= Task item =
Where a line in the listing below holds the word "this", count that line; give the total alone.

-------- Records for the task --------

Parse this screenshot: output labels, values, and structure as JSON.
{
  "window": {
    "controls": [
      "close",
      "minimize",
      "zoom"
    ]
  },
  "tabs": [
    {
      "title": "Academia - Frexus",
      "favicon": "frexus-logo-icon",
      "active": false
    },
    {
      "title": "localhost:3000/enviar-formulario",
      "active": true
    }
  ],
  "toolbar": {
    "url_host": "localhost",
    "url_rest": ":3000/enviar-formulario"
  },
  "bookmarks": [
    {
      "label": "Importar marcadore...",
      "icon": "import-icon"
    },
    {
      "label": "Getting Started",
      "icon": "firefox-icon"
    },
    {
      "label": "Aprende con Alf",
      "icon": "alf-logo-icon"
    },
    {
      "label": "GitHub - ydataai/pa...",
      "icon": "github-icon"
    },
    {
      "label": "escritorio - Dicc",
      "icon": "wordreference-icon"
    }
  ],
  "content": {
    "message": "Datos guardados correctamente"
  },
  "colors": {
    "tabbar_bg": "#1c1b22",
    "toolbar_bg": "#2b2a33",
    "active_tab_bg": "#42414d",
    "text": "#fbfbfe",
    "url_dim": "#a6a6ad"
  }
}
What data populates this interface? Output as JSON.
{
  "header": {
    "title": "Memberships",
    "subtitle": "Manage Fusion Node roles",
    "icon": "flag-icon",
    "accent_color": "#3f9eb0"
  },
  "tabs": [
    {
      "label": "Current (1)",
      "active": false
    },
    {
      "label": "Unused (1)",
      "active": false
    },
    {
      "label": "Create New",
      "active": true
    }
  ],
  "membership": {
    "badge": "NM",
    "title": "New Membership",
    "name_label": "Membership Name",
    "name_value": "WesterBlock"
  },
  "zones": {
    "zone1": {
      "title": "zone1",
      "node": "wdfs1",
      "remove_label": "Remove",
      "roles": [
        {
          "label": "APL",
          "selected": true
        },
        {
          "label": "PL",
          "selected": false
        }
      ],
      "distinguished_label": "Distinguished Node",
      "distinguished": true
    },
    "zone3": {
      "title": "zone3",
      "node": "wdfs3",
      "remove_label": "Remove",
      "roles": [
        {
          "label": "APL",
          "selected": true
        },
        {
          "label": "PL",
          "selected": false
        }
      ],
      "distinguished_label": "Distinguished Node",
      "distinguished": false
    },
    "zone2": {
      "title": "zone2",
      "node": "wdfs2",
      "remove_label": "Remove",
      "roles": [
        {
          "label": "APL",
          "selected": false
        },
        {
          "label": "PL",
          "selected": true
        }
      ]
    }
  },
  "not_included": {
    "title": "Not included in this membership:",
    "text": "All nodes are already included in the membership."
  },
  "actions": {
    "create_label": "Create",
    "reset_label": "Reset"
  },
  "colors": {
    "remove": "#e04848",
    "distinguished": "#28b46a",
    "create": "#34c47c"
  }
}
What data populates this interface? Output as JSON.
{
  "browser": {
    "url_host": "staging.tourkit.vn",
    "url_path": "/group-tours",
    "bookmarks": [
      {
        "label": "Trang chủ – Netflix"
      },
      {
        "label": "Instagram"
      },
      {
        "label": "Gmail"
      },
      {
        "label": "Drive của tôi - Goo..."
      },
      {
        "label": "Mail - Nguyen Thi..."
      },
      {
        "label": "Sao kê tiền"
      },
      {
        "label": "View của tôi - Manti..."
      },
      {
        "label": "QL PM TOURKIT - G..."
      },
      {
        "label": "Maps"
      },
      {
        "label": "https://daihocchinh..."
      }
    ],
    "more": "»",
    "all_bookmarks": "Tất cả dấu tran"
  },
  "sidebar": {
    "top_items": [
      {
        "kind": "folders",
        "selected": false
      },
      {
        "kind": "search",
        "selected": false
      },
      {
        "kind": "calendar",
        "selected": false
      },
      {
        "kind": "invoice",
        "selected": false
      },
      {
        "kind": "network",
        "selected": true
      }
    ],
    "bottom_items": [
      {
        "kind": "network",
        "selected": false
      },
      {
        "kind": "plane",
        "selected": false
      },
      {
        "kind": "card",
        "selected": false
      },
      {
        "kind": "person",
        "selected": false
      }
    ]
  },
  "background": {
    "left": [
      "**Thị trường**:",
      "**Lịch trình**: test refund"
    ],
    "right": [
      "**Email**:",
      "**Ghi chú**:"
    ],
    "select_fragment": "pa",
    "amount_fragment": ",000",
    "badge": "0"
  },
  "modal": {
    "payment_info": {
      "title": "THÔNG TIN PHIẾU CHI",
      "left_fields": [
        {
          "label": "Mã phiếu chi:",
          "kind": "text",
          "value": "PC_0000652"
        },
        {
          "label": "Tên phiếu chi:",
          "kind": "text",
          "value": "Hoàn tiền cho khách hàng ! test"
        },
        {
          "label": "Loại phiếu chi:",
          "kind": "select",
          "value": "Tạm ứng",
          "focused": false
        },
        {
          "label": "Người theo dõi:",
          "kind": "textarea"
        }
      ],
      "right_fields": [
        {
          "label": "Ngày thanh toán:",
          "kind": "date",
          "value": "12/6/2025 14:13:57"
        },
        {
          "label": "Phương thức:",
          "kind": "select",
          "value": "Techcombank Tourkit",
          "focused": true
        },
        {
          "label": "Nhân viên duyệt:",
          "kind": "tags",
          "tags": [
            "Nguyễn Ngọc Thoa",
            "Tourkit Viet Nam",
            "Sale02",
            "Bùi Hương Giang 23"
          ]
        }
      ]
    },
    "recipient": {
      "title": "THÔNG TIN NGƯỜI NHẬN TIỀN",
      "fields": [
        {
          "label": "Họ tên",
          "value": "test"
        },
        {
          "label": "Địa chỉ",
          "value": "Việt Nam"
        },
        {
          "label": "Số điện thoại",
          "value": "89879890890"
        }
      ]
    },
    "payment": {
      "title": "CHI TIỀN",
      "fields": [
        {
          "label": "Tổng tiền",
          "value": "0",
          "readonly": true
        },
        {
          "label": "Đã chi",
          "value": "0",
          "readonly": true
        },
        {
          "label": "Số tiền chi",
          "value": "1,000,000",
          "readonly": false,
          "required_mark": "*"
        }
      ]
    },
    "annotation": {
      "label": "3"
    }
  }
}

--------

= Answer section =
4